### WHAT TO WORK ON
Within the listing below, filter for "toggle" and copy every matching line.

### RECORDS SHOWN
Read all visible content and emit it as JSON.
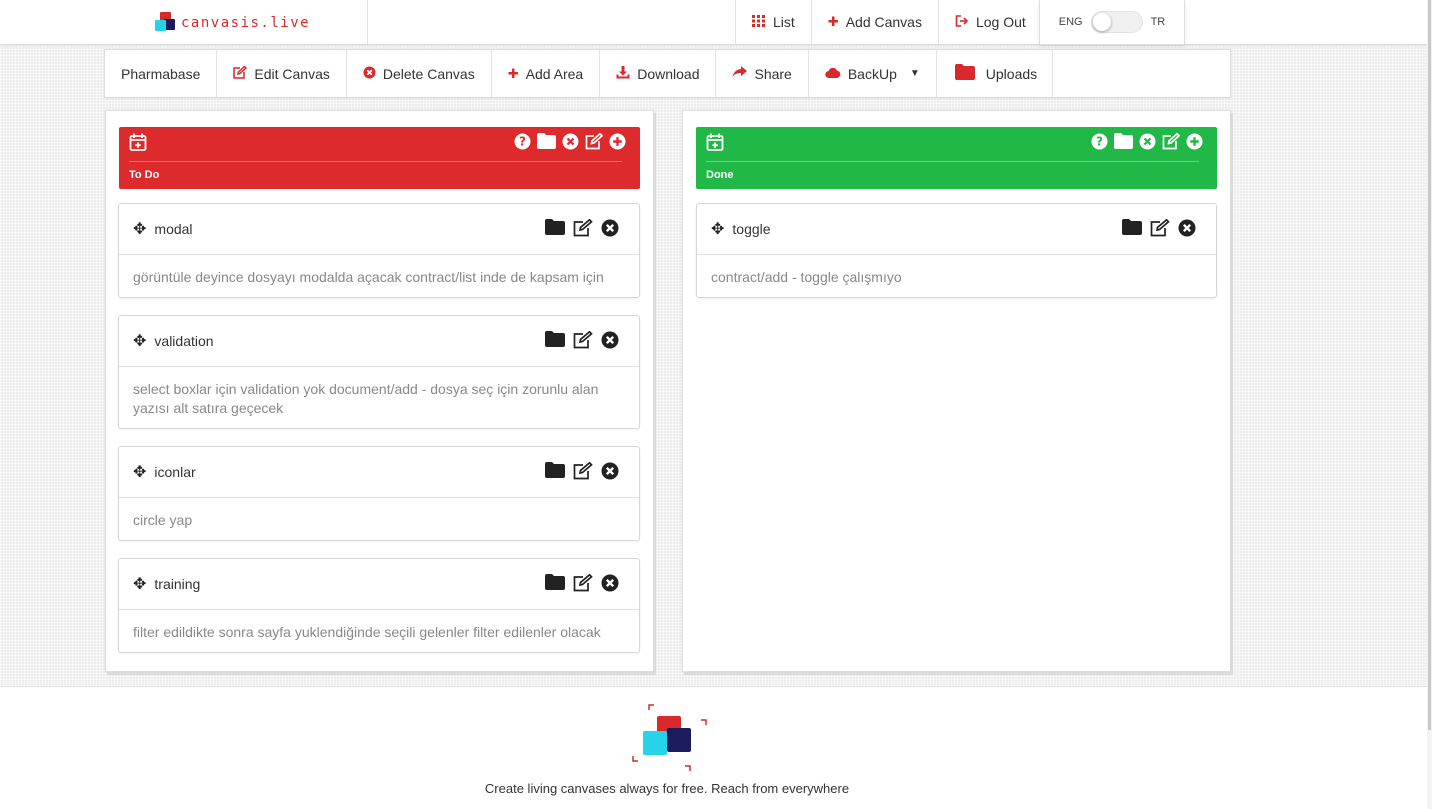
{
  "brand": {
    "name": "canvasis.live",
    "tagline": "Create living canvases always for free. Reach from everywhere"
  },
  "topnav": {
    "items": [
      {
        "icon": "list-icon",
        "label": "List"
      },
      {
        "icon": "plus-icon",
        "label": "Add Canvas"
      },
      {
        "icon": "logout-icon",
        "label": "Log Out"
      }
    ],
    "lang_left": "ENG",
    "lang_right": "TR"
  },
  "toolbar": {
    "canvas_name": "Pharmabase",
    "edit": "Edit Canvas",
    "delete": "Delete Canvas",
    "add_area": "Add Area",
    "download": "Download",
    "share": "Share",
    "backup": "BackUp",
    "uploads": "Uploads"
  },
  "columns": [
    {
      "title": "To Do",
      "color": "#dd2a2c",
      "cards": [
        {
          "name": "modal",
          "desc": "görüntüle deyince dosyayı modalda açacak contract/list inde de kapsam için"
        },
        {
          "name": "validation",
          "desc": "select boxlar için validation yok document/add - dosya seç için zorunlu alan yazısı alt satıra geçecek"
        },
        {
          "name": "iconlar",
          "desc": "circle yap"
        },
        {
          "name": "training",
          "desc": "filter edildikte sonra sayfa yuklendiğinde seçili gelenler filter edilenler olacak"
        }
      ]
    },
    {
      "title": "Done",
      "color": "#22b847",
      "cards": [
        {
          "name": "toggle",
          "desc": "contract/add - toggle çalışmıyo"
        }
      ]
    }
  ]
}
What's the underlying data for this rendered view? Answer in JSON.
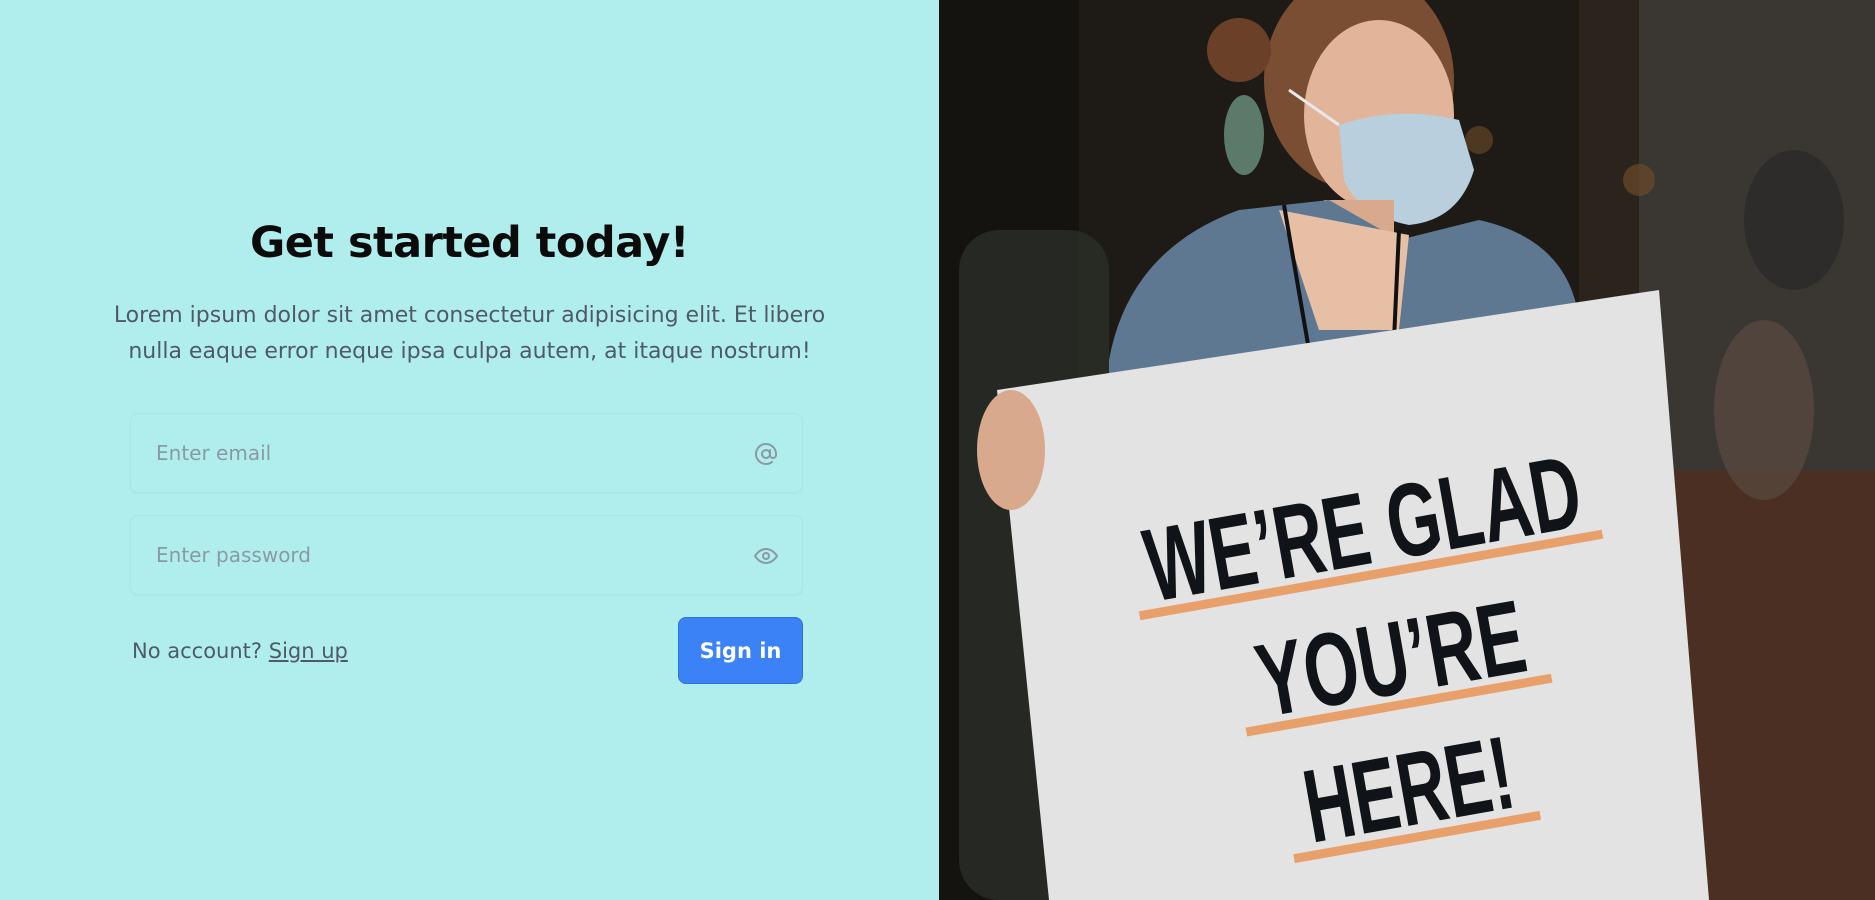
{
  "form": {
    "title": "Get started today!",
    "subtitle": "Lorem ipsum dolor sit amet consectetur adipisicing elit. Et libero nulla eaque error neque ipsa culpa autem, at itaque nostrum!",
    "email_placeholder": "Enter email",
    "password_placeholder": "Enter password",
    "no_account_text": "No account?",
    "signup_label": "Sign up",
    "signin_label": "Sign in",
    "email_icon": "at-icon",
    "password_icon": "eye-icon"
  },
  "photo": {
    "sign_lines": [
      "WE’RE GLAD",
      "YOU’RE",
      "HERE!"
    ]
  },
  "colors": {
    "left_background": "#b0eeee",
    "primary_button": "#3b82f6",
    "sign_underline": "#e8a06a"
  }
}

### SOLUTION FOR THIS EXERCISE
          "name": "toggle",
          "desc": "contract/add - toggle çalışmıyo"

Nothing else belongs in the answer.